• _AVAILABLE DATA_:

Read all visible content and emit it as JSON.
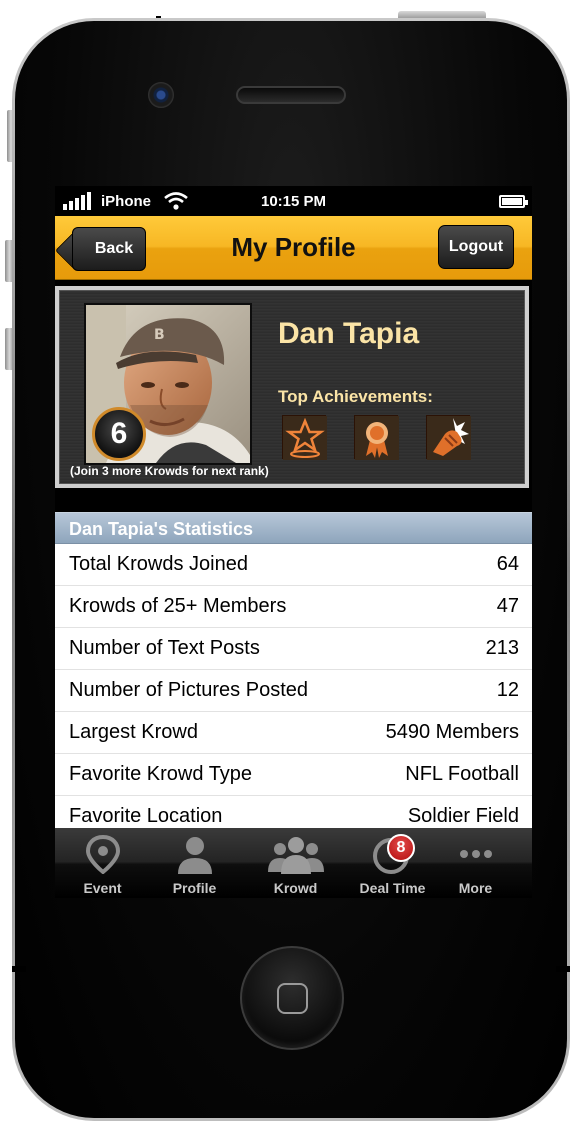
{
  "status_bar": {
    "carrier": "iPhone",
    "time": "10:15 PM"
  },
  "nav": {
    "back_label": "Back",
    "title": "My Profile",
    "logout_label": "Logout"
  },
  "profile": {
    "name": "Dan Tapia",
    "rank": "6",
    "rank_note": "(Join 3 more Krowds for next rank)",
    "achievements_label": "Top Achievements:",
    "achievements": [
      "star-trophy-icon",
      "ribbon-medal-icon",
      "fist-punch-icon"
    ]
  },
  "stats": {
    "header": "Dan Tapia's Statistics",
    "rows": [
      {
        "label": "Total Krowds Joined",
        "value": "64"
      },
      {
        "label": "Krowds of 25+ Members",
        "value": "47"
      },
      {
        "label": "Number of Text Posts",
        "value": "213"
      },
      {
        "label": "Number of Pictures Posted",
        "value": "12"
      },
      {
        "label": "Largest Krowd",
        "value": "5490 Members"
      },
      {
        "label": "Favorite Krowd Type",
        "value": "NFL Football"
      },
      {
        "label": "Favorite Location",
        "value": "Soldier Field"
      }
    ]
  },
  "tabs": [
    {
      "label": "Event",
      "icon": "map-pin-icon"
    },
    {
      "label": "Profile",
      "icon": "person-icon"
    },
    {
      "label": "Krowd",
      "icon": "group-icon"
    },
    {
      "label": "Deal Time",
      "icon": "clock-icon",
      "badge": "8"
    },
    {
      "label": "More",
      "icon": "more-dots-icon"
    }
  ],
  "colors": {
    "nav_gold": "#f7b724",
    "name_text": "#fbe4a6",
    "stats_header": "#9fb3c8",
    "achievement_orange": "#e0702a",
    "badge_red": "#c41a1a"
  }
}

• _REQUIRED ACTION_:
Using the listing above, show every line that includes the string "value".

• _FINISHED TASK_:
        "value": "64"
        "value": "47"
        "value": "213"
        "value": "12"
        "value": "5490 Members"
        "value": "NFL Football"
        "value": "Soldier Field"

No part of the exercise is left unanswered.